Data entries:
■ ■ ■

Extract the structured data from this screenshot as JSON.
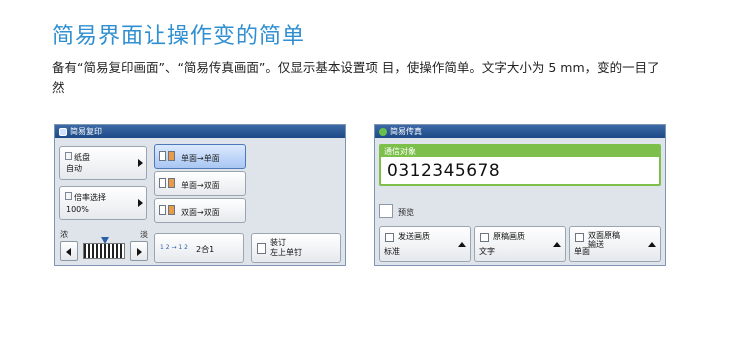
{
  "title": "简易界面让操作变的简单",
  "description": "备有“简易复印画面”、“简易传真画面”。仅显示基本设置项 目，使操作简单。文字大小为 5 mm，变的一目了然",
  "copy_panel": {
    "title": "简易复印",
    "paper": {
      "label": "纸盘",
      "value": "自动"
    },
    "ratio": {
      "label": "倍率选择",
      "value": "100%"
    },
    "duplex_options": [
      "单面→单面",
      "单面→双面",
      "双面→双面"
    ],
    "density": {
      "left": "浓",
      "right": "淡"
    },
    "nup": {
      "label": "2合1",
      "icon": "1 2 → 1 2"
    },
    "staple": {
      "label": "装订\n左上单钉"
    }
  },
  "fax_panel": {
    "title": "简易传真",
    "field_label": "通信对象",
    "field_value": "0312345678",
    "preview_label": "预览",
    "buttons": [
      {
        "label": "发送画质",
        "value": "标准"
      },
      {
        "label": "原稿画质",
        "value": "文字"
      },
      {
        "label": "双面原稿\n输送",
        "value": "单面"
      }
    ]
  },
  "colors": {
    "title": "#2f8fd0",
    "accent_green": "#7cc04b",
    "titlebar": "#1c4a86"
  }
}
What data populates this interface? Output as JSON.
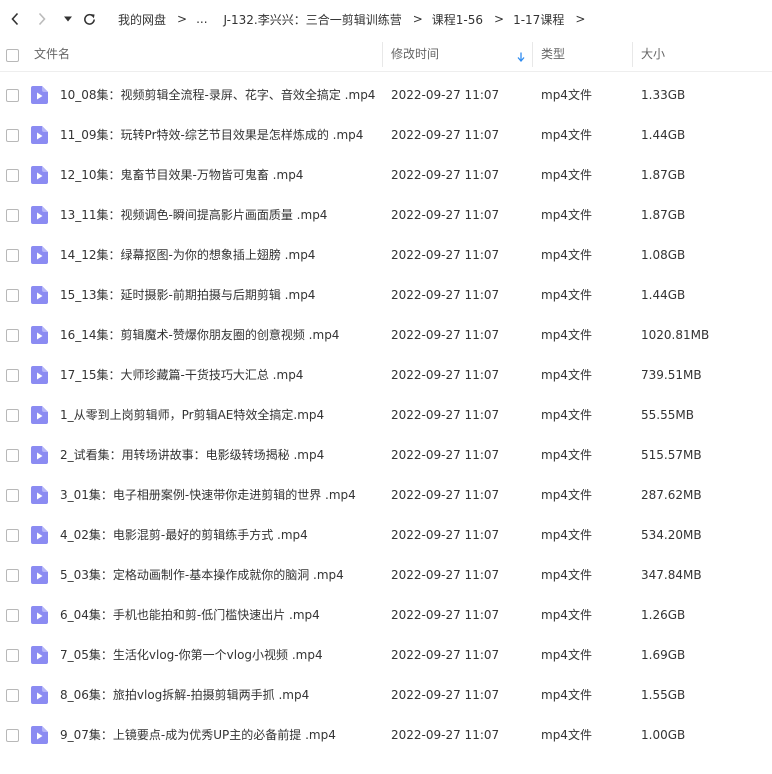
{
  "breadcrumb": {
    "items": [
      "我的网盘",
      "...",
      "J-132.李兴兴：三合一剪辑训练营",
      "课程1-56",
      "1-17课程"
    ]
  },
  "columns": {
    "name": "文件名",
    "modified": "修改时间",
    "type": "类型",
    "size": "大小"
  },
  "files": [
    {
      "name": "10_08集：视频剪辑全流程-录屏、花字、音效全搞定 .mp4",
      "modified": "2022-09-27 11:07",
      "type": "mp4文件",
      "size": "1.33GB"
    },
    {
      "name": "11_09集：玩转Pr特效-综艺节目效果是怎样炼成的 .mp4",
      "modified": "2022-09-27 11:07",
      "type": "mp4文件",
      "size": "1.44GB"
    },
    {
      "name": "12_10集：鬼畜节目效果-万物皆可鬼畜 .mp4",
      "modified": "2022-09-27 11:07",
      "type": "mp4文件",
      "size": "1.87GB"
    },
    {
      "name": "13_11集：视频调色-瞬间提高影片画面质量 .mp4",
      "modified": "2022-09-27 11:07",
      "type": "mp4文件",
      "size": "1.87GB"
    },
    {
      "name": "14_12集：绿幕抠图-为你的想象插上翅膀 .mp4",
      "modified": "2022-09-27 11:07",
      "type": "mp4文件",
      "size": "1.08GB"
    },
    {
      "name": "15_13集：延时摄影-前期拍摄与后期剪辑 .mp4",
      "modified": "2022-09-27 11:07",
      "type": "mp4文件",
      "size": "1.44GB"
    },
    {
      "name": "16_14集：剪辑魔术-赞爆你朋友圈的创意视频 .mp4",
      "modified": "2022-09-27 11:07",
      "type": "mp4文件",
      "size": "1020.81MB"
    },
    {
      "name": "17_15集：大师珍藏篇-干货技巧大汇总 .mp4",
      "modified": "2022-09-27 11:07",
      "type": "mp4文件",
      "size": "739.51MB"
    },
    {
      "name": "1_从零到上岗剪辑师，Pr剪辑AE特效全搞定.mp4",
      "modified": "2022-09-27 11:07",
      "type": "mp4文件",
      "size": "55.55MB"
    },
    {
      "name": "2_试看集：用转场讲故事：电影级转场揭秘 .mp4",
      "modified": "2022-09-27 11:07",
      "type": "mp4文件",
      "size": "515.57MB"
    },
    {
      "name": "3_01集：电子相册案例-快速带你走进剪辑的世界 .mp4",
      "modified": "2022-09-27 11:07",
      "type": "mp4文件",
      "size": "287.62MB"
    },
    {
      "name": "4_02集：电影混剪-最好的剪辑练手方式 .mp4",
      "modified": "2022-09-27 11:07",
      "type": "mp4文件",
      "size": "534.20MB"
    },
    {
      "name": "5_03集：定格动画制作-基本操作成就你的脑洞 .mp4",
      "modified": "2022-09-27 11:07",
      "type": "mp4文件",
      "size": "347.84MB"
    },
    {
      "name": "6_04集：手机也能拍和剪-低门槛快速出片 .mp4",
      "modified": "2022-09-27 11:07",
      "type": "mp4文件",
      "size": "1.26GB"
    },
    {
      "name": "7_05集：生活化vlog-你第一个vlog小视频 .mp4",
      "modified": "2022-09-27 11:07",
      "type": "mp4文件",
      "size": "1.69GB"
    },
    {
      "name": "8_06集：旅拍vlog拆解-拍摄剪辑两手抓 .mp4",
      "modified": "2022-09-27 11:07",
      "type": "mp4文件",
      "size": "1.55GB"
    },
    {
      "name": "9_07集：上镜要点-成为优秀UP主的必备前提 .mp4",
      "modified": "2022-09-27 11:07",
      "type": "mp4文件",
      "size": "1.00GB"
    }
  ],
  "icons": {
    "file": "video-file-icon",
    "sort": "sort-descending-icon"
  },
  "colors": {
    "file_icon": "#8b8bf2",
    "sort_arrow": "#2f8cf0",
    "text": "#333333",
    "header_text": "#666666"
  }
}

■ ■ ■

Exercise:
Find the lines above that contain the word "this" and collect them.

Completed task:
Extract the structured data from this screenshot as JSON.
What data populates this interface? Output as JSON.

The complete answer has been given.